Game for employment
Q. I would really like to get a job in the video games industry, but at 26, with no games qualifications and limited experience, I am finding it hard. I live on the Isle of Wight, so finding work without having to travel is difficult. Can producers mail me assignments?
A. You would think this was an option in the era of teleworking, but it is likely that, to get into a position to be assigned this sort of work, you will need to get programming skills first.
The games industry has become more advanced, with more specialised jobs. There may be more freelance work on the art side. More students are coming through undergraduate and postgraduate programmes - the best of these help with work placements in an industry that's notoriously hard to break into.
Work has tended to coalesce around hubs in the North-east, North-west, East Midlands and London. Networks or trade associations - like Codeworks, Game Republic and Game Alliance - have sprung up, and would be worth contacting. Brighton is the nearest small hub near you, and you will probably have to be prepared to move if this is really what you want to do.

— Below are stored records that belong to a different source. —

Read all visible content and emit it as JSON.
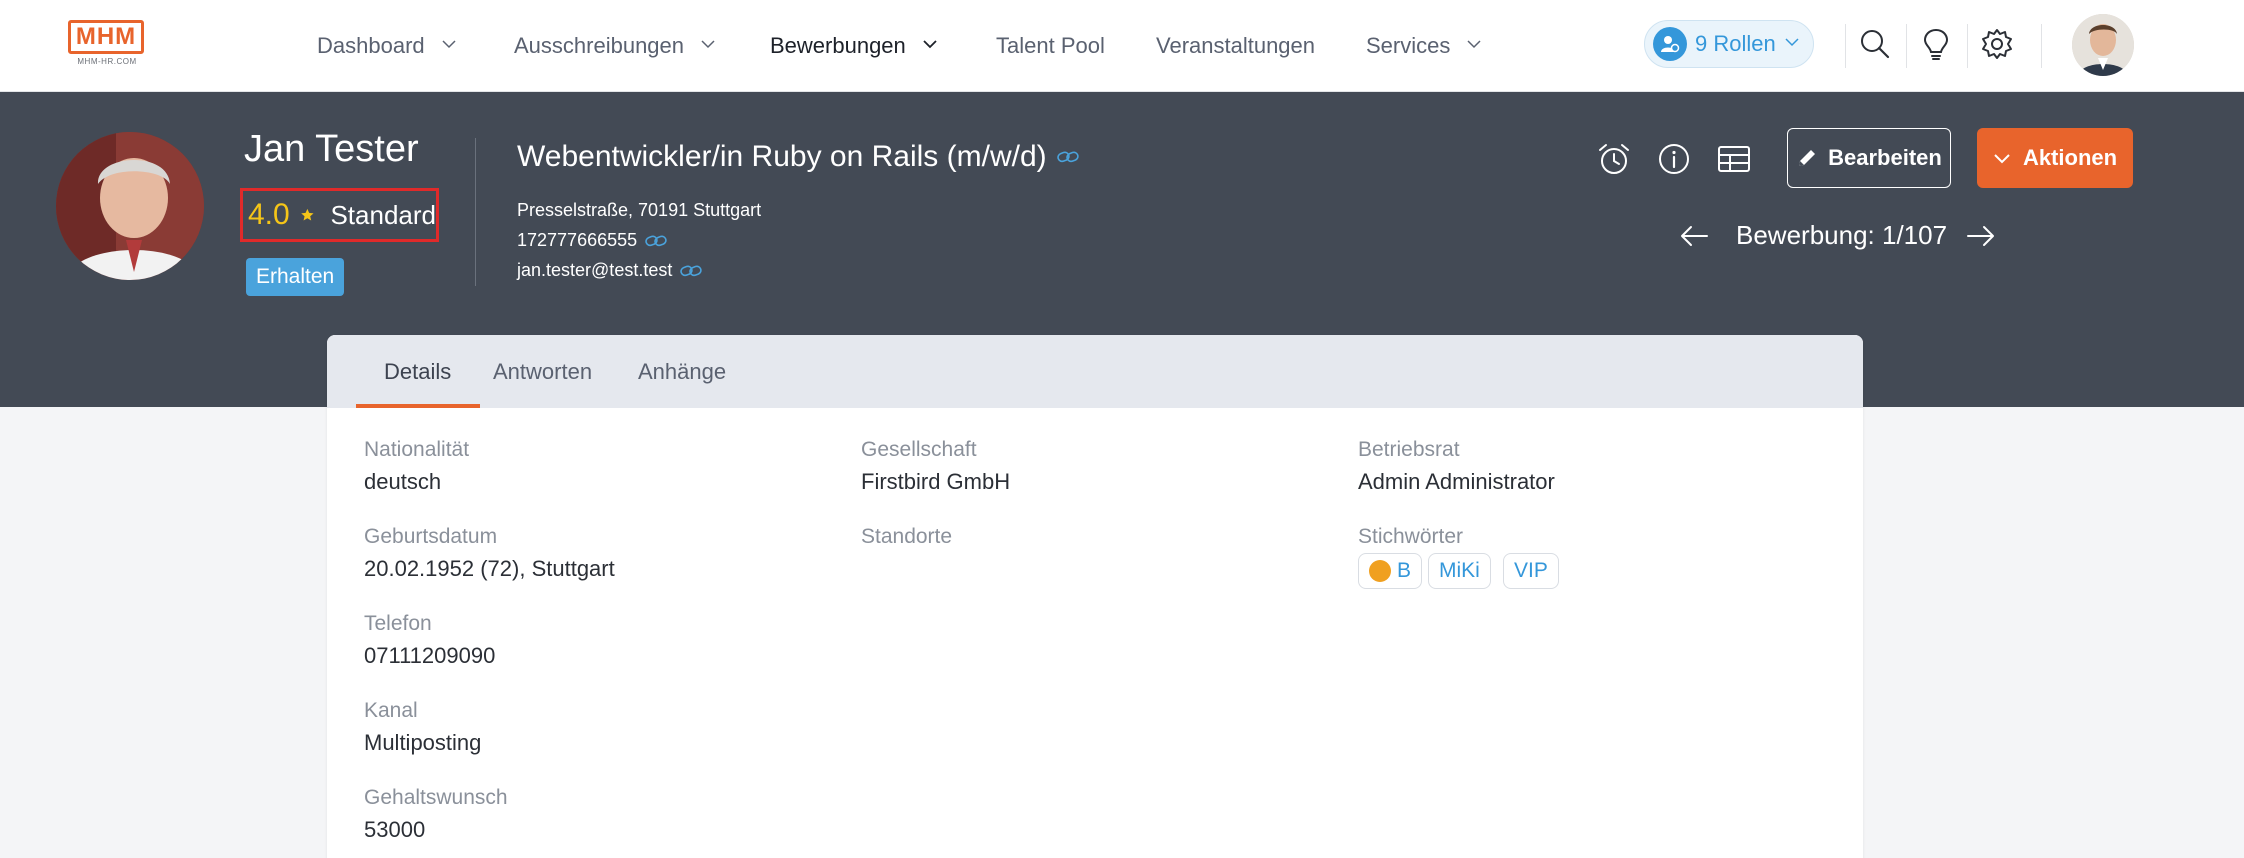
{
  "brand": {
    "logo_text": "MHM",
    "logo_subtext": "MHM-HR.COM",
    "accent": "#e8642c"
  },
  "nav": {
    "items": [
      {
        "label": "Dashboard",
        "dropdown": true
      },
      {
        "label": "Ausschreibungen",
        "dropdown": true
      },
      {
        "label": "Bewerbungen",
        "dropdown": true,
        "active": true
      },
      {
        "label": "Talent Pool",
        "dropdown": false
      },
      {
        "label": "Veranstaltungen",
        "dropdown": false
      },
      {
        "label": "Services",
        "dropdown": true
      }
    ],
    "roles_label": "9 Rollen",
    "icons": [
      "search-icon",
      "lightbulb-icon",
      "gear-icon"
    ]
  },
  "candidate": {
    "name": "Jan Tester",
    "rating": "4.0",
    "rating_label": "Standard",
    "status": "Erhalten",
    "job_title": "Webentwickler/in Ruby on Rails (m/w/d)",
    "address": "Presselstraße, 70191 Stuttgart",
    "phone": "172777666555",
    "email": "jan.tester@test.test"
  },
  "header_actions": {
    "icons": [
      "alarm-clock-icon",
      "info-icon",
      "table-icon"
    ],
    "edit_label": "Bearbeiten",
    "actions_label": "Aktionen",
    "counter": "Bewerbung: 1/107"
  },
  "tabs": [
    {
      "label": "Details",
      "active": true
    },
    {
      "label": "Antworten",
      "active": false
    },
    {
      "label": "Anhänge",
      "active": false
    }
  ],
  "details": {
    "col1": [
      {
        "label": "Nationalität",
        "value": "deutsch"
      },
      {
        "label": "Geburtsdatum",
        "value": "20.02.1952 (72), Stuttgart"
      },
      {
        "label": "Telefon",
        "value": "07111209090"
      },
      {
        "label": "Kanal",
        "value": "Multiposting"
      },
      {
        "label": "Gehaltswunsch",
        "value": "53000"
      }
    ],
    "col2": [
      {
        "label": "Gesellschaft",
        "value": "Firstbird GmbH"
      },
      {
        "label": "Standorte",
        "value": ""
      }
    ],
    "col3": [
      {
        "label": "Betriebsrat",
        "value": "Admin Administrator"
      },
      {
        "label": "Stichwörter",
        "value": ""
      }
    ],
    "tags": [
      "B",
      "MiKi",
      "VIP"
    ]
  }
}
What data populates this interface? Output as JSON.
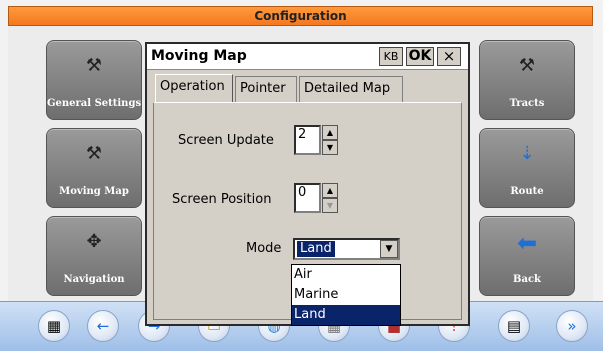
{
  "app": {
    "title": "Configuration"
  },
  "tiles": [
    {
      "label": "General Settings",
      "icon": "tools-icon"
    },
    {
      "label": "Moving Map",
      "icon": "tools-icon"
    },
    {
      "label": "Navigation",
      "icon": "navigation-icon"
    },
    {
      "label": "Tracts",
      "icon": "tools-icon"
    },
    {
      "label": "Route",
      "icon": "route-icon"
    },
    {
      "label": "Back",
      "icon": "back-arrow-icon"
    }
  ],
  "dialog": {
    "title": "Moving Map",
    "kb_label": "KB",
    "ok_label": "OK",
    "close_label": "×",
    "tabs": [
      "Operation",
      "Pointer",
      "Detailed Map"
    ],
    "active_tab": "Operation",
    "screen_update": {
      "label": "Screen Update",
      "value": "2"
    },
    "screen_position": {
      "label": "Screen Position",
      "value": "0"
    },
    "mode": {
      "label": "Mode",
      "value": "Land",
      "options": [
        "Air",
        "Marine",
        "Land"
      ]
    }
  },
  "toolbar": {
    "icons": [
      "layers-icon",
      "back-arrow-icon",
      "forward-arrow-icon",
      "folder-icon",
      "globe-icon",
      "grid-icon",
      "save-icon",
      "flag-icon",
      "document-icon",
      "more-icon"
    ],
    "glyphs": [
      "▦",
      "←",
      "→",
      "▭",
      "◍",
      "▦",
      "■",
      "!",
      "▤",
      "»"
    ]
  }
}
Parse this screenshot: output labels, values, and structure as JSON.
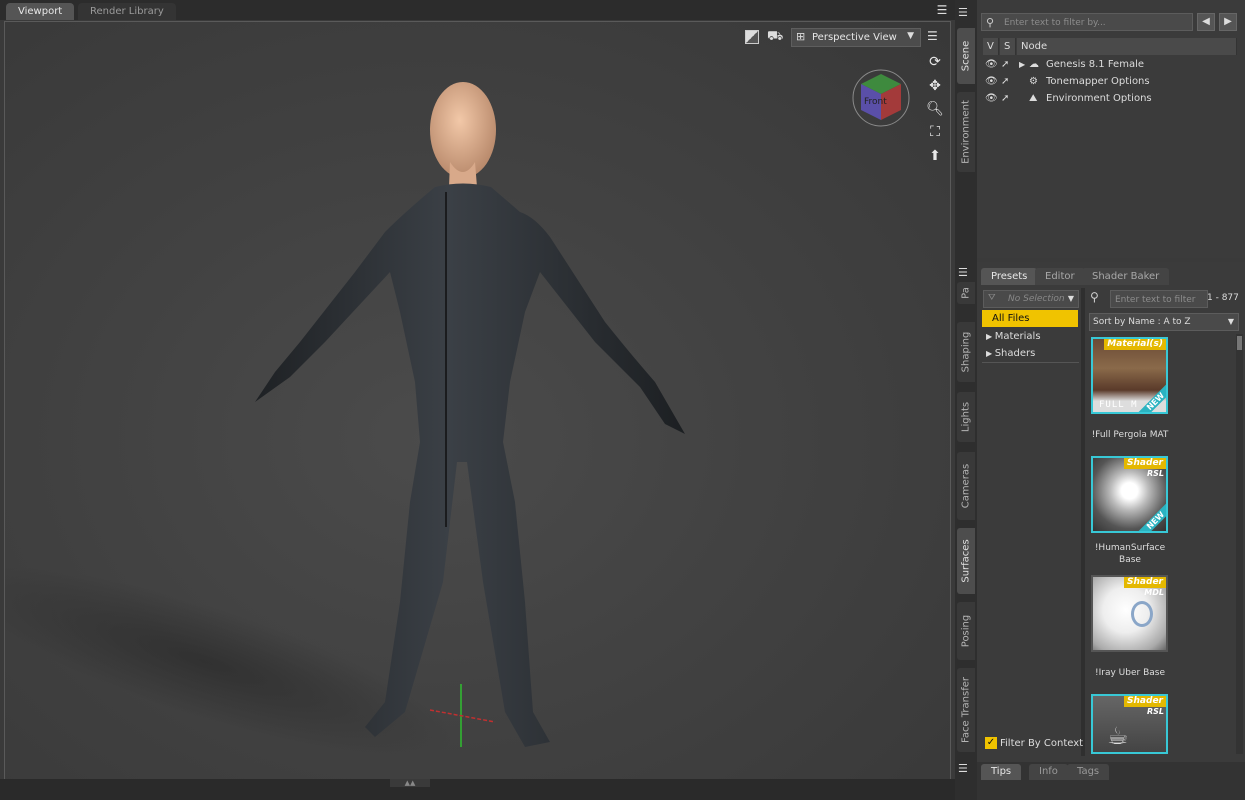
{
  "tabs": {
    "viewport": "Viewport",
    "render_library": "Render Library"
  },
  "viewport": {
    "view_mode": "Perspective View",
    "nav_cube_label": "Front"
  },
  "side_tabs": {
    "scene": "Scene",
    "environment": "Environment",
    "parameters": "Pa",
    "shaping": "Shaping",
    "lights": "Lights",
    "cameras": "Cameras",
    "surfaces": "Surfaces",
    "posing": "Posing",
    "face_transfer": "Face Transfer"
  },
  "scene": {
    "filter_placeholder": "Enter text to filter by...",
    "columns": {
      "v": "V",
      "s": "S",
      "node": "Node"
    },
    "nodes": [
      {
        "label": "Genesis 8.1 Female"
      },
      {
        "label": "Tonemapper Options"
      },
      {
        "label": "Environment Options"
      }
    ]
  },
  "presets": {
    "tabs": [
      "Presets",
      "Editor",
      "Shader Baker"
    ],
    "selection": "No Selection",
    "filter_placeholder": "Enter text to filter by...",
    "count_range": "1 - 877",
    "sort": "Sort by Name : A to Z",
    "categories": [
      "All Files",
      "Materials",
      "Shaders"
    ],
    "filter_by_context": "Filter By Context",
    "items": [
      {
        "label": "!Full Pergola MAT",
        "badge": "Material(s)",
        "sub": "",
        "thumb_text": "FULL M",
        "new": "NEW"
      },
      {
        "label": "!HumanSurface Base",
        "badge": "Shader",
        "sub": "RSL",
        "thumb_text": "",
        "new": "NEW"
      },
      {
        "label": "!Iray Uber Base",
        "badge": "Shader",
        "sub": "MDL",
        "thumb_text": "",
        "new": ""
      },
      {
        "label": "",
        "badge": "Shader",
        "sub": "RSL",
        "thumb_text": "",
        "new": ""
      }
    ]
  },
  "bottom_tabs": [
    "Tips",
    "Info",
    "Tags"
  ],
  "colors": {
    "accent_yellow": "#e4b800",
    "thumb_border": "#38c8d6",
    "selected_row": "#f0c300"
  }
}
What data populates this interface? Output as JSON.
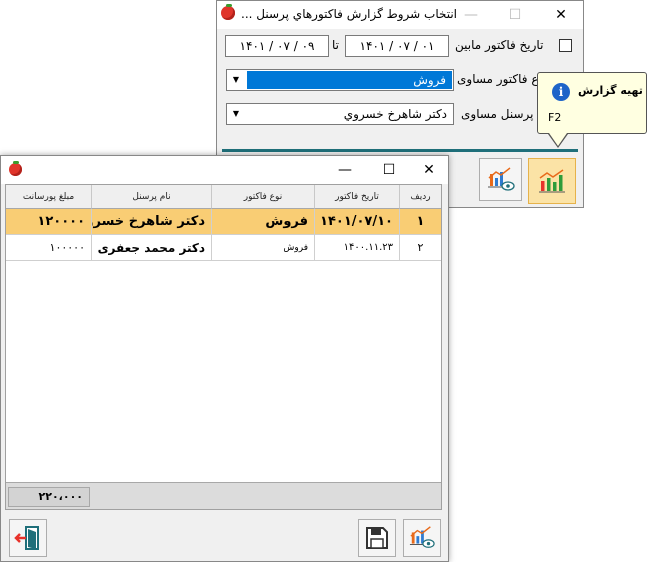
{
  "filter_window": {
    "title": "انتخاب شروط گزارش فاکتورهاي پرسنل ...",
    "minimize": "—",
    "maximize": "☐",
    "close": "✕",
    "date_between_label": "تاريخ فاکتور مابين",
    "date_from": "۱۴۰۱ / ۰۷ / ۰۱",
    "date_to_label": "تا",
    "date_to": "۱۴۰۱ / ۰۷ / ۰۹",
    "invoice_type_label": "ع فاکتور مساوی",
    "invoice_type_value": "فروش",
    "personnel_label": "پرسنل مساوی",
    "personnel_value": "دکتر شاهرخ خسروي"
  },
  "tooltip": {
    "title": "تهيه گزارش",
    "shortcut": "F2"
  },
  "report_window": {
    "minimize": "—",
    "maximize": "☐",
    "close": "✕",
    "columns": [
      "رديف",
      "تاريخ فاکتور",
      "نوع فاکتور",
      "نام پرسنل",
      "مبلغ پورسانت"
    ],
    "rows": [
      {
        "row": "۱",
        "date": "۱۴۰۱/۰۷/۱۰",
        "type": "فروش",
        "name": "دکتر شاهرخ خسروی",
        "amount": "۱۲۰۰۰۰"
      },
      {
        "row": "۲",
        "date": "۱۴۰۰.۱۱.۲۳",
        "type": "فروش",
        "name": "دکتر محمد جعفری",
        "amount": "۱۰۰۰۰۰"
      }
    ],
    "total": "۲۲۰،۰۰۰"
  },
  "colors": {
    "accent": "#1f6f7a",
    "selection_blue": "#0078d7",
    "row_highlight": "#f9cd74",
    "button_active": "#fbe3a6"
  }
}
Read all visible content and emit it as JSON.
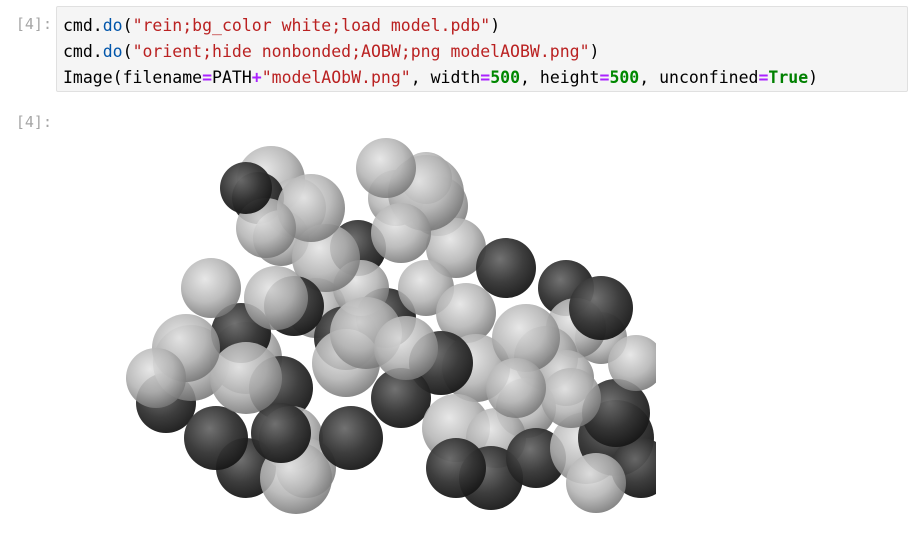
{
  "cells": [
    {
      "input_prompt": "[4]:",
      "output_prompt": "[4]:",
      "lines": [
        [
          {
            "t": "cmd.",
            "c": "plain"
          },
          {
            "t": "do",
            "c": "fn"
          },
          {
            "t": "(",
            "c": "plain"
          },
          {
            "t": "\"rein;bg_color white;load model.pdb\"",
            "c": "str"
          },
          {
            "t": ")",
            "c": "plain"
          }
        ],
        [
          {
            "t": "cmd.",
            "c": "plain"
          },
          {
            "t": "do",
            "c": "fn"
          },
          {
            "t": "(",
            "c": "plain"
          },
          {
            "t": "\"orient;hide nonbonded;AOBW;png modelAOBW.png\"",
            "c": "str"
          },
          {
            "t": ")",
            "c": "plain"
          }
        ],
        [
          {
            "t": "Image(filename",
            "c": "plain"
          },
          {
            "t": "=",
            "c": "op"
          },
          {
            "t": "PATH",
            "c": "plain"
          },
          {
            "t": "+",
            "c": "op"
          },
          {
            "t": "\"modelAObW.png\"",
            "c": "str"
          },
          {
            "t": ", width",
            "c": "plain"
          },
          {
            "t": "=",
            "c": "op"
          },
          {
            "t": "500",
            "c": "num"
          },
          {
            "t": ", height",
            "c": "plain"
          },
          {
            "t": "=",
            "c": "op"
          },
          {
            "t": "500",
            "c": "num"
          },
          {
            "t": ", unconfined",
            "c": "plain"
          },
          {
            "t": "=",
            "c": "op"
          },
          {
            "t": "True",
            "c": "kw"
          },
          {
            "t": ")",
            "c": "plain"
          }
        ]
      ]
    }
  ],
  "colors": {
    "function": "#0055aa",
    "string": "#ba2121",
    "operator": "#aa22ff",
    "number": "#008800",
    "keyword": "#008000",
    "prompt": "#a6a6a6",
    "cell_background": "#f5f5f5",
    "atom_light": "#c4c4c4",
    "atom_dark": "#3a3a3a"
  }
}
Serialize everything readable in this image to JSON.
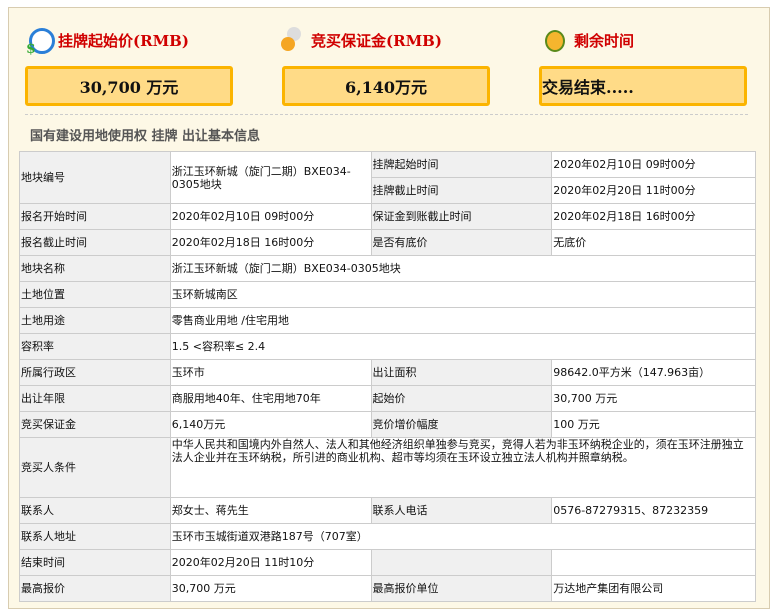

Experience is vital, as even computing graduates will tell you. Dr Bob Hogg, who runs the BSc in multimedia games computing at the University of Sunderland, advises contacting games companies directly, asking about games testing (you are not likely to be able to do this at home), and digging into games discussion forums - students have been known to get work modifying games that way.
He also suggests looking beyond the traditional consoles. Web-based games, games on mobile phones and educational games all offer experience. Skillset, the sector skills council, carries profiles of the various jobs in the industry at www.skillset.org.
It's good to talk
Q. I have nursed for 20 years, and am looking for another career working with people. I want to become a speech therapist. I have a family and can't study full-time; can I do this part-time or by distance learning?
A. To train as a speech therapist, you need to complete one of the programmes approved by the Health Professions Council. Two are approved on a part-time basis; one at the University of Central England in Birmingham and one at the University of Manchester. There are no approved distance learning courses.
The Royal College of Speech and Language Therapists ( www.rcslt.org) has developed a self-study programme that can be done by distance learning for people returning to the profession, but it's not available for those starting out.
Have a look at the Health Professions Council website on www.hpc-uk.org. The HPC regulates 13 healthcare fields, and lists the qualifying requirements for all. You may find another job that meets your requirements of working with people and training part-time.
Careers adviser: Angela Carter, the Institute of Work Psychology, University of Sheffield
Send your queries to Caroline Haydon at 'The Independent', Education Desk, Independent House, 191 Marsh Wall, London E14 9RS; fax 020-7005 2143; or e-mail to firstname.lastname@example.orgReuse content